In a November 1, 2004 facsimile to Lovaza's sponsor, FDA noted that the sponsor had requested that the established name for Lovaza be changed from "omega-3-acid ethyl esters" to a combination of the International Nonproprietary Names ("INNs") for the two main components of Lovaza, EPA ethyl ester and DHA ethyl ester. FDA rejected this approach, noting that the sponsor's proposed name did not correspond to the drug substance of Lovaza, as it "implies that there are no other components to the drug substance, when, in fact, there are."

... and we believe the EPA in Lovaza was not required to be separately characterized as an active moiety in Lovaza.

Lovaza's drug substance is not fully characterized.

FDA determined that Lovaza is a single active ingredient product, comprised of a single, complex mixture.

Prior to GSK's comments, I was a believer who feared that GSK may challenge FDA if they grant NCE exclusivity to Amarin's Vascepa. But now I have a sigh of relief as it seems I was wrong.

Does NCE still Matter?

Joseph S. Zakrzewski, CEO of Amarin Corp., commented when asked about NCE during the Q4 2012 Earinings Call:

Yeah, I think probably on the NCE I think to simply put, it's a heck of a lot less important than it was a year ago. We were having discussions with people and people wanted to know when we were going to get the first patent. Now we're sitting on 18 with several others, even more broad than the ones we have now coming.

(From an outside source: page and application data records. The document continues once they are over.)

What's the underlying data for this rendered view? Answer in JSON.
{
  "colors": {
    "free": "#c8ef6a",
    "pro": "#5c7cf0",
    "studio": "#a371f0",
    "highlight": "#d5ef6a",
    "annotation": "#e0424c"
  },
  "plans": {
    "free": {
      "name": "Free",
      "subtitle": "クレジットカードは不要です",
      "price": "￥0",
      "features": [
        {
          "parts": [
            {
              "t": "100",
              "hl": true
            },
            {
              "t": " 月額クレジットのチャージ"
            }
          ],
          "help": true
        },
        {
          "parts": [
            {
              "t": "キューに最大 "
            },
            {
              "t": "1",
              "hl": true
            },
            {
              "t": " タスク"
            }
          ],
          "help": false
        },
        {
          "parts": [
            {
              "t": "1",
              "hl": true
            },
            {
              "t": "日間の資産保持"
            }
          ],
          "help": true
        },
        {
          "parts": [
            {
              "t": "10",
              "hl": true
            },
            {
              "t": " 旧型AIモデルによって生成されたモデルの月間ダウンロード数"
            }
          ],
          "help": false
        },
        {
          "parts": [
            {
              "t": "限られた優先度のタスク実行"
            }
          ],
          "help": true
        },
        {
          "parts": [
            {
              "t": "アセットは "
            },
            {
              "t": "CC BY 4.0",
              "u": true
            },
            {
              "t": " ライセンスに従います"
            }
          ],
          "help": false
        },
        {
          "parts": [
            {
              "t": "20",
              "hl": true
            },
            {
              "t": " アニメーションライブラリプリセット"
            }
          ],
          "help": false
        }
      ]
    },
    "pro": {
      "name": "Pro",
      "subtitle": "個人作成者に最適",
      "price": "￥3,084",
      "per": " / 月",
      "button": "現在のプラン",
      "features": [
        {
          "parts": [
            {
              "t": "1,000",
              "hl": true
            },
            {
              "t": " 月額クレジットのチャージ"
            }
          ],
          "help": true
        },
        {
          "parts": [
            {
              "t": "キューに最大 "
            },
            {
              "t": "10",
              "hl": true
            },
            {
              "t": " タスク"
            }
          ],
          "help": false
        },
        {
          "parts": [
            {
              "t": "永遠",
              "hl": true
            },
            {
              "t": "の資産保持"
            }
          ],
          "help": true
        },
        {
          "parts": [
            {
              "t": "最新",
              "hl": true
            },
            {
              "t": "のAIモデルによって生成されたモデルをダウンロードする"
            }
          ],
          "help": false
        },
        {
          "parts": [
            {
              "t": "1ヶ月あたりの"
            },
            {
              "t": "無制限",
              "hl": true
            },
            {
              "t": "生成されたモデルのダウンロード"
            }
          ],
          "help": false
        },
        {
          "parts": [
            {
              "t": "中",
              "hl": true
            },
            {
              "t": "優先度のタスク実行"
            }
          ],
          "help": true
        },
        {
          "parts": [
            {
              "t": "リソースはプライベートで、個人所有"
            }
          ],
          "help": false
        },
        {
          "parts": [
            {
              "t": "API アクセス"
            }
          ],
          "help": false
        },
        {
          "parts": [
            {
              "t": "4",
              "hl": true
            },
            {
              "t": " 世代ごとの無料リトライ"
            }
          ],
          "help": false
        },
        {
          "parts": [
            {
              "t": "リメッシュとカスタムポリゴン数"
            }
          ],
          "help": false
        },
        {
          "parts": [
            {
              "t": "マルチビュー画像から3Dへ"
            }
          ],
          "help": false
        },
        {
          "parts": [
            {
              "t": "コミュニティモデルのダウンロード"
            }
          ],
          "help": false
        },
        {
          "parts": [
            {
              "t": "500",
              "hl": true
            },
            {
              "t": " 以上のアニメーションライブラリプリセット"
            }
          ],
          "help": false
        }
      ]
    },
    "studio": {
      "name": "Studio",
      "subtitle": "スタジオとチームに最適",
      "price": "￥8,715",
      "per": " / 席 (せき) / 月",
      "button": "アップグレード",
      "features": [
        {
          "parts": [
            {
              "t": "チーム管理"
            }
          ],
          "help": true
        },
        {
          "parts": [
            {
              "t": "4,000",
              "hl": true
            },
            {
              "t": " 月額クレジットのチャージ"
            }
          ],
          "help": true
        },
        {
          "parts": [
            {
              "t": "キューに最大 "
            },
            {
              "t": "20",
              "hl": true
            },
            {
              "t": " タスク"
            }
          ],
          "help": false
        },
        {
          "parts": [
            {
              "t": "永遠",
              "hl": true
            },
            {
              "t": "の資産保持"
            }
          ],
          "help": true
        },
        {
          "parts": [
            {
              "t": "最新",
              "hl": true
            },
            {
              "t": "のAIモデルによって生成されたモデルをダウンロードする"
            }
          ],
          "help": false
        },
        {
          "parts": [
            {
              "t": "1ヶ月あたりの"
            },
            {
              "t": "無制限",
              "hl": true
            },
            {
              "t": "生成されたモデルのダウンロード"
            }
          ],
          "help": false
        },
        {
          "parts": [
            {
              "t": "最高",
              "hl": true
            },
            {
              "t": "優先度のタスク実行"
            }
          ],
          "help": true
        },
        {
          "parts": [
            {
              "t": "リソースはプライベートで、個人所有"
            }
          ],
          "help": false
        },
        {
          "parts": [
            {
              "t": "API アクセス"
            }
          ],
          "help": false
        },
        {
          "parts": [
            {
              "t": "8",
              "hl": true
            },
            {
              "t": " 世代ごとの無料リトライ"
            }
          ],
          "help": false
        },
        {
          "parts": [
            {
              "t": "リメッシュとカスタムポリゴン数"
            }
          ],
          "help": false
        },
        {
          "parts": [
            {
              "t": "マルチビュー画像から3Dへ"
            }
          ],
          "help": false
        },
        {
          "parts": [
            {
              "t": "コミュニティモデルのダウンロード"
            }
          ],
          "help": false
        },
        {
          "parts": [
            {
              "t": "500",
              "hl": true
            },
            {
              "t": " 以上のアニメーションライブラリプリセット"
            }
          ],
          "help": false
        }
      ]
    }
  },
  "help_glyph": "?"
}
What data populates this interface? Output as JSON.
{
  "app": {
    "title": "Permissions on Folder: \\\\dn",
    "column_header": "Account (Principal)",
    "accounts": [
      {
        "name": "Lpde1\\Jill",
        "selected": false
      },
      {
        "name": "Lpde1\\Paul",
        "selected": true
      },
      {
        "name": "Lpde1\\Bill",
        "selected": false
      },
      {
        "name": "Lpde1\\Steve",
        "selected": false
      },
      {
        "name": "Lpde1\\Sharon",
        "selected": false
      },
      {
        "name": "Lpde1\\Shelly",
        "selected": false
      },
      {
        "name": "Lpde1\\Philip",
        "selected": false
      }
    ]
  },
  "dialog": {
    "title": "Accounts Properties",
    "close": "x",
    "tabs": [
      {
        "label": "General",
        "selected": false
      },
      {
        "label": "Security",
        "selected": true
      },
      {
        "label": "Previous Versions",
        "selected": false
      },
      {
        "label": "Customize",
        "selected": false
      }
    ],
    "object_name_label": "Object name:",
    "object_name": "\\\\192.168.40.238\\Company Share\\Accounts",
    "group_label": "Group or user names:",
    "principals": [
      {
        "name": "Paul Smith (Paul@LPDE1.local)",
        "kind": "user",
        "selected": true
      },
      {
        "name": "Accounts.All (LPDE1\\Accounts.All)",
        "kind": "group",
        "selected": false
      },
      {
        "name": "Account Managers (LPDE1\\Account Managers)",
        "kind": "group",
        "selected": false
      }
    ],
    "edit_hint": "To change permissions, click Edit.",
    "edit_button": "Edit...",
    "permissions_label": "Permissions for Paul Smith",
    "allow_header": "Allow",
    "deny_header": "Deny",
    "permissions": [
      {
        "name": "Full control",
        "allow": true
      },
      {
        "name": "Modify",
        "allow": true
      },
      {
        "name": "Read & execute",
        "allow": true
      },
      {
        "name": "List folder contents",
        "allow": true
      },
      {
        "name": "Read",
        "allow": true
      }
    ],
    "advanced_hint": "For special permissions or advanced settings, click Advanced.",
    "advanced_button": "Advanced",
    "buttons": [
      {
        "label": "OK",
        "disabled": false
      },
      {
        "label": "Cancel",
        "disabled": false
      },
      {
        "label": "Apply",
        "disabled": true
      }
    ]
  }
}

.. So.. as we continue those discussions with people it's really less and less about NCE than it's ever been. Don't get me wrong, but I love to have NCE in addition to all the patents and the trade secrets and everything else we have.

..I think people are getting more and more comfortable that it's about the patents and that's really going to drive where this goes ultimately.

The number of patents issued or allowed relevant to Vascepa in the United States has grown to 27, per the company's very recent press release. With such a gigantic number of patents and undisclosed trade secrets, NCE has become a "nice to have" than a "must have." Moreover, Vascepa is likely to get 3 years of added exclusivity based on its successful clinical trial data in ANCHOR population upon approval for ANCHOR, but, there is no alternative of NCE when it comes to blocking generic makers from filing an ANDA (Abbreviated New Drug Application) to FDA. NCE means delayed generic competition, and that matters.

Curtailing the Extended Overhang

The Crowell & Moring LLP petition might have significantly contributed to the overhang (state of no decision) over the NCE status of Vascepa as both decisions could overlap/contradict the other. Possibly, the petition has put the FDA into a situation from where it can't give a decision on NCE until it completely responds to the petition, for which they are bound to follow defined timelines (180 days from the date of receipt of the petition). If FDA goes with GSK/Pronova viewpoint, the wait for Vascepa NCE decision may end sooner than later.

Time will tell the real tale.

Source: GlaxoSmithKline Clearing The Clouds Over NCE Prospects Of Amarin's Vascepa

Additional disclosure: This article contains several assumptions. Readers are advised to do the relevant due diligence on their own prior to drawing any conclusions. Also it is assumed that readers are familiar with Amarin Corporation PLC and NCE issue regarding Vascepa.